On June 20, U.S. Judge Daniel Jordan of the Southern District of Mississippi wrote “the court understands the time sensitive nature of the case” asking him to block provisions of the state Constitution that could throw this year’s governor’s election to the state House to decide.
More than three months later, there has been no resolution to that time sensitive lawsuit.

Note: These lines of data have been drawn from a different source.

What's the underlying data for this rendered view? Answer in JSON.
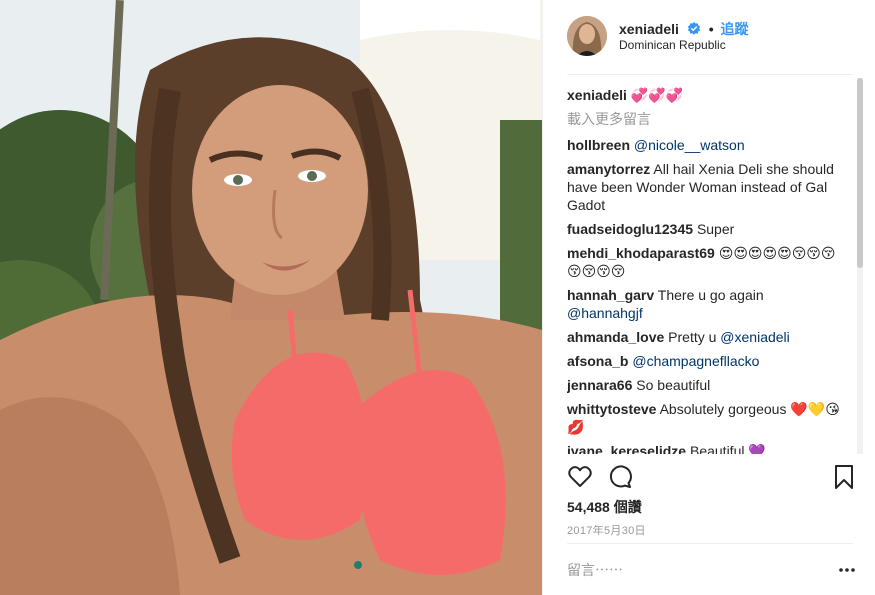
{
  "post": {
    "photo_alt": "",
    "header": {
      "username": "xeniadeli",
      "verified_icon": "verified-badge-icon",
      "separator": "•",
      "follow_label": "追蹤",
      "location": "Dominican Republic"
    },
    "caption": {
      "username": "xeniadeli",
      "text": "💞💞💞"
    },
    "load_more_label": "載入更多留言",
    "comments": [
      {
        "user": "hollbreen",
        "text": "",
        "mention": "@nicole__watson"
      },
      {
        "user": "amanytorrez",
        "text": "All hail Xenia Deli she should have been Wonder Woman instead of Gal Gadot",
        "mention": ""
      },
      {
        "user": "fuadseidoglu12345",
        "text": "Super",
        "mention": ""
      },
      {
        "user": "mehdi_khodaparast69",
        "text": "😍😍😍😍😍😚😚😚😚😚😚😚",
        "mention": ""
      },
      {
        "user": "hannah_garv",
        "text": "There u go again",
        "mention": "@hannahgjf"
      },
      {
        "user": "ahmanda_love",
        "text": "Pretty u",
        "mention": "@xeniadeli"
      },
      {
        "user": "afsona_b",
        "text": "",
        "mention": "@champagnefllacko"
      },
      {
        "user": "jennara66",
        "text": "So beautiful",
        "mention": ""
      },
      {
        "user": "whittytosteve",
        "text": "Absolutely gorgeous ❤️💛😘💋",
        "mention": ""
      },
      {
        "user": "ivane_kereselidze",
        "text": "Beautiful 💜",
        "mention": ""
      }
    ],
    "actions": {
      "like_icon": "heart-icon",
      "comment_icon": "comment-icon",
      "save_icon": "bookmark-icon"
    },
    "likes": "54,488 個讚",
    "date": "2017年5月30日",
    "comment_placeholder": "留言⋯⋯",
    "more_icon": "more-options-icon"
  },
  "colors": {
    "link": "#3897f0",
    "mention": "#003569",
    "muted": "#999999",
    "bikini": "#f56b6a"
  }
}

When statewide elections occur on Nov. 5, it is likely that the lawsuit still will be alive in some form – either before Jordan or on appeal to the 5th U.S. Circuit Court of Appeals with an ultimate destination of the U.S. Supreme Court.
In other words, if the Mississippi governor’s election turns out being as close as most pundits predict it will be, there could be a scenario where lawyers are arguing in federal court that the constitutional provisions throwing the election to the House should be blocked even as members of the House are preparing to vote to elect the next governor of the state.

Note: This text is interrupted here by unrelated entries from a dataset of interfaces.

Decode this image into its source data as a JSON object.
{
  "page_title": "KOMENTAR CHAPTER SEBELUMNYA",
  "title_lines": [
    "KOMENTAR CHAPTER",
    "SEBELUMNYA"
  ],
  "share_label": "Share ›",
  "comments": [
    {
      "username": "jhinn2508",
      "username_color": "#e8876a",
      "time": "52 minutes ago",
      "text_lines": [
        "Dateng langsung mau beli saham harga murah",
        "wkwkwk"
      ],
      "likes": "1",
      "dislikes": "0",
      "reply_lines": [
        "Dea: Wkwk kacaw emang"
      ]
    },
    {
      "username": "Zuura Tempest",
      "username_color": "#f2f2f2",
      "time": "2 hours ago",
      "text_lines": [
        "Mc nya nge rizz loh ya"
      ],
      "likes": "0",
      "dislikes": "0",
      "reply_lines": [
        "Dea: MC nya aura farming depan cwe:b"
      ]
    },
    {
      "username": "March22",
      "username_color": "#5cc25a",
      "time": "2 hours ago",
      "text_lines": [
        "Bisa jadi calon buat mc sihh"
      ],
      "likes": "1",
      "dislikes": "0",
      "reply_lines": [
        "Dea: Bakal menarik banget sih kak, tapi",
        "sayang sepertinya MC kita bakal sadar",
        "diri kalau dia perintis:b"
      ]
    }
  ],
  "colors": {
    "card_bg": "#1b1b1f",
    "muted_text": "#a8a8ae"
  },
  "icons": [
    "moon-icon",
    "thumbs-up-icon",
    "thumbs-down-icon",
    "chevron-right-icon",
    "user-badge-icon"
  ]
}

December, in advance of the 2020 legislative session, could be a chaotic time for Mississippi’s political system. The election might just be the appetizer.
The provisions in question require a candidate for statewide office to win a majority of the vote and win the most votes in a majority of the 122 House districts. If no candidate reaches both of those thresholds, the election is thrown into the House to decide.

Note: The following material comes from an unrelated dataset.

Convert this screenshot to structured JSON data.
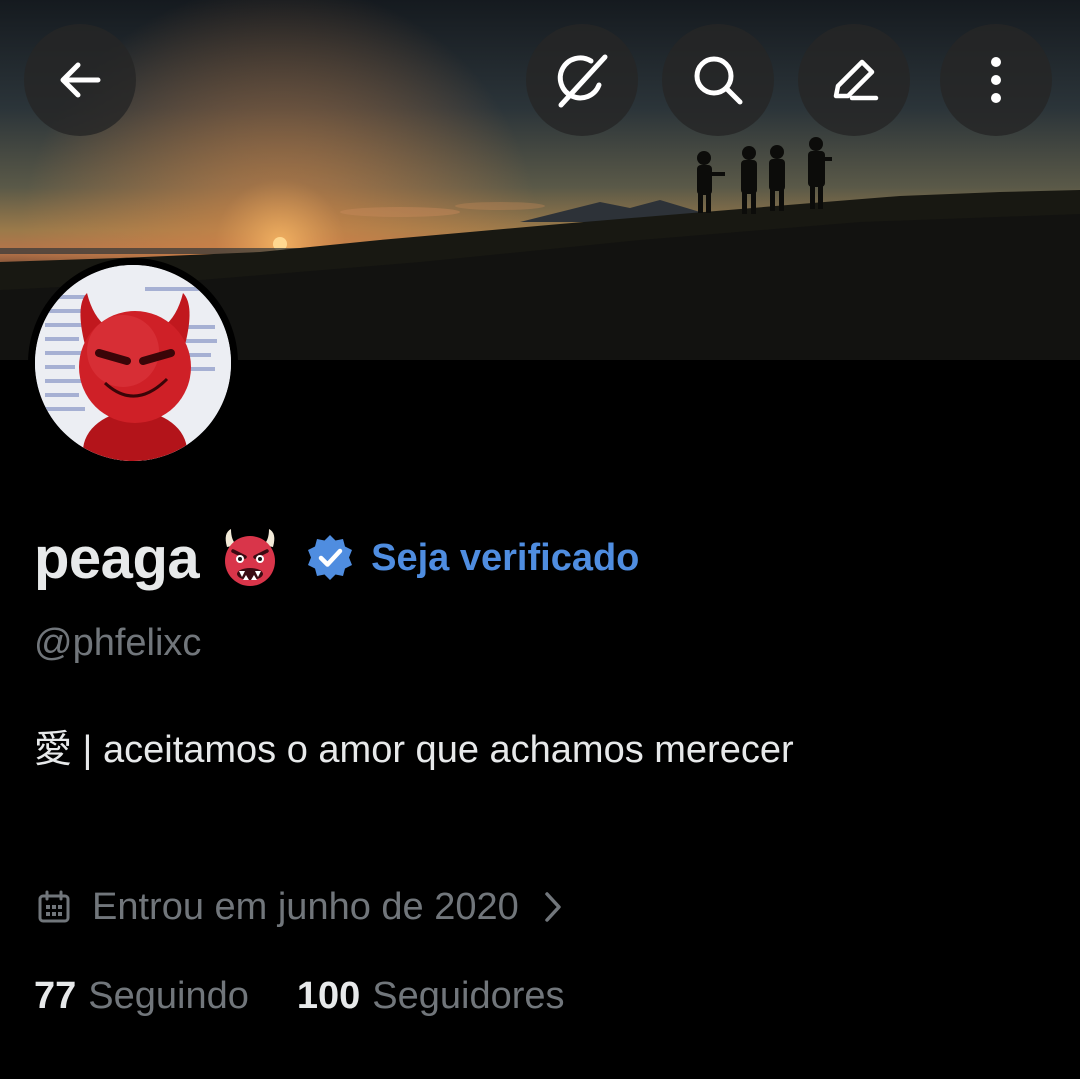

Three straight elections in the 1990s (two for lieutenant and one for governor) went to the House. Many believe there is a possibility it could happen again this year in the race for governor where Republican Lt. Gov. Tate Reeves and Democratic Attorney General Jim Hood are locked in a tight battle.
Presumably recognizing the possibility that the election could be thrown into the House, a lawsuit was filed in June to have the constitutional provisions blocked. The lawsuit said the provisions were part of efforts incorporated into the state’s 1890 Constitution to ensure African Americans, then the majority in the state, were not elected to statewide office.
The lawsuit was filed by the National Redistricting Foundation, chaired by former Attorney General Eric Holder, and the Mississippi Center for Justice on behalf of four Mississippi voters.
The lawsuit cites a volume of the Mississippi Historical Society as saying the Constitution was written in 1890 in a manner to ensure the white minority controlled the House of Representatives and was “the legal basis and bulwark of the design of white supremacy in a state with an overwhelming and growing negro majority.”
Most of those other provisions inserted in the 1890 Constitution to deny rights to African Americans, such as polls taxes and segregated schools, long ago were struck down by the courts.
Secretary of State Delbert Hosmeann, as the state’s chief elections officer, and Speaker Philip Gunn, as the presiding officer of the House, were named as defendants in the lawsuit.
Hosemann and Gunn argue the four black Mississippians do not have standing to file the lawsuit because they have not been harmed by the provisions. It is “nothing more than conjecture” that they would be harmed, the response from Hosemann and Gunn claim.
The response said, “neither the speaker nor the secretary wish to defend the motivations behind a law allegedly enacted with racial animus.” But in reality, the Hosemann/Gunn response, said the lawsuit “is not about race…It’s about partisan politics.”
Earlier this summer, when asked, Reeves refused to say the candidate who obtains the most votes should be declared the winner. Instead the Reeves’ campaign, as if awakening echoes of the past when Mississippi politicians often lambasted “outside agitators” for trying to change the state laws in order to ensure rights for black citizens, said, “this is a decision for Mississippians to make, not Washington liberals.”
Hood, on the other hand, said, “The candidate with the most votes should win, period. Every Mississippian’s vote should count. Those voters, not partisan politicians, should decide who they want to be their governor.”
After Republican Mike Parker took the election to the House in 2000 where he lost to Democrat Ronnie Musgrove, who was the top vote-getter in the November 1999 general election, there were efforts to change the Constitution to eliminate the provisions. But legislators could not agree whether there should be a runoff election if no candidate garnered a majority vote. In most states, no runoff is required for general election contests.
As Republicans gained a foothold and most statewide elections were decided by large margins, the urgency to change those constitutional provisions waned. But the Hood/Reeves contest could again bring a sharp focus to those provisions.